Although many studies have demonstrated that hemodialysis through an arteriovenous access is associated with better clinical outcomes than a central venous catheter,[5–10] a number of barriers must be overcome to achieve successful arteriovenous access construction; chief among these is late referral of patients for permanent access creation.[37] In addition, there remains uncertainty regarding the benefits of early arteriovenous access creation as the preferred management strategy in pre-dialysis CKD patients progressing to ESRD, given the risk of premature access-related complications and undefined cost-effectiveness of the procedure.[38] Given these circumstances, our results could be a novel incentive for advanced CKD patients to pursue timely creation of an AVF/AVG.
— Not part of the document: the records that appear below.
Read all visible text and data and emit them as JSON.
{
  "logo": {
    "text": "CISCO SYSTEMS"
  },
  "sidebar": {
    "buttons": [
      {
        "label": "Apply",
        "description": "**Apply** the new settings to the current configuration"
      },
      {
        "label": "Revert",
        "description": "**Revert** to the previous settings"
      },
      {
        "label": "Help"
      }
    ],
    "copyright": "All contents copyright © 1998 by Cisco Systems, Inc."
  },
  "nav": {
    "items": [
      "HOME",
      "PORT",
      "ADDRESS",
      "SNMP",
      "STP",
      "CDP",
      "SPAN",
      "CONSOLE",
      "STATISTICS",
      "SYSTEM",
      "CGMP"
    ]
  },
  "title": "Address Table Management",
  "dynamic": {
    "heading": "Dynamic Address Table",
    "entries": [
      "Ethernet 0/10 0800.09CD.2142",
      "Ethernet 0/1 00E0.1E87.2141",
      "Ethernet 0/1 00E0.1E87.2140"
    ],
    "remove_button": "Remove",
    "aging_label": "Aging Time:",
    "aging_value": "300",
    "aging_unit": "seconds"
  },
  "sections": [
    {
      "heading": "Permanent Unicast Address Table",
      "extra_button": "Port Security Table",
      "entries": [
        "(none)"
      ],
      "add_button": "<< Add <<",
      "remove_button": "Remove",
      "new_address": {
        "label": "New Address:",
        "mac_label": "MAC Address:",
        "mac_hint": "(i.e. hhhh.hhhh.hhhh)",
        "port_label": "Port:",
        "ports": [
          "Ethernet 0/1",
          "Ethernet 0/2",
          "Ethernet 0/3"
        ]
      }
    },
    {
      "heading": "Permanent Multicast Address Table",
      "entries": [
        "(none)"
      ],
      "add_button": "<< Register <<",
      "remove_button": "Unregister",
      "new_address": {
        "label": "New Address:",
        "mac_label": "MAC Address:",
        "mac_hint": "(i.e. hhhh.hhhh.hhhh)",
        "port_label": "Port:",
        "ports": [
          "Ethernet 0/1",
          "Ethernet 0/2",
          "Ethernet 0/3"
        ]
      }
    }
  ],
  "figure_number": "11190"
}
Our study is notable for its large sample size of late-stage NDD-CKD patients transitioning to dialysis, and for being representative of veterans in the entire geographic United States; however, several limitations need to be acknowledged. This study was observational, and hence, the results do not allow us to infer causality but merely associations between AVF/AVG creation and eGFR slopes. Most of our patients consisted of male veterans; therefore, the results may not be generalizable to women or patients from other geographical areas. Data related to AVF/AVG blood flow measured in a quantitative manner were not available; hence, the AVF/AVG maturation status was defined based on procedure codes and the type of vascular access at the time of dialysis initiation. Information about vascular access procedures was obtained from diagnostic codes recorded during care in a VA facility. Thus, there might be misclassification of vascular access status, such that patients who had undergone AVF/AVG creation at a non-VA facility which did not mature would have not been captured and might have been misclassified as comparators. However, this misclassification would tend to underestimate the true change in eGFR slopes of patients without an AVF/AVG. We adjusted predicted eGFR slopes for a variety of important covariates as potential confounders, but we cannot eliminate the possibility of unmeasured confounders, such as proteinuria, muscle mass, changes in volume status and quality of care, which might affect eGFR slopes over time.

In conclusion, the creation of an AVF/AVG is associated with an improvement in the rate of eGFR decline over time in advanced CKD patients irrespective of AVF/AVG maturation status. These findings highlight the potential beneficial effects of AVF/AVG creation on kidney function and suggest that timely creation of AVF/AVG prior to dialysis may contribute to delayed onset of dialysis initiation in advanced CKD patients. Further studies are needed to clarify the underlying mechanisms.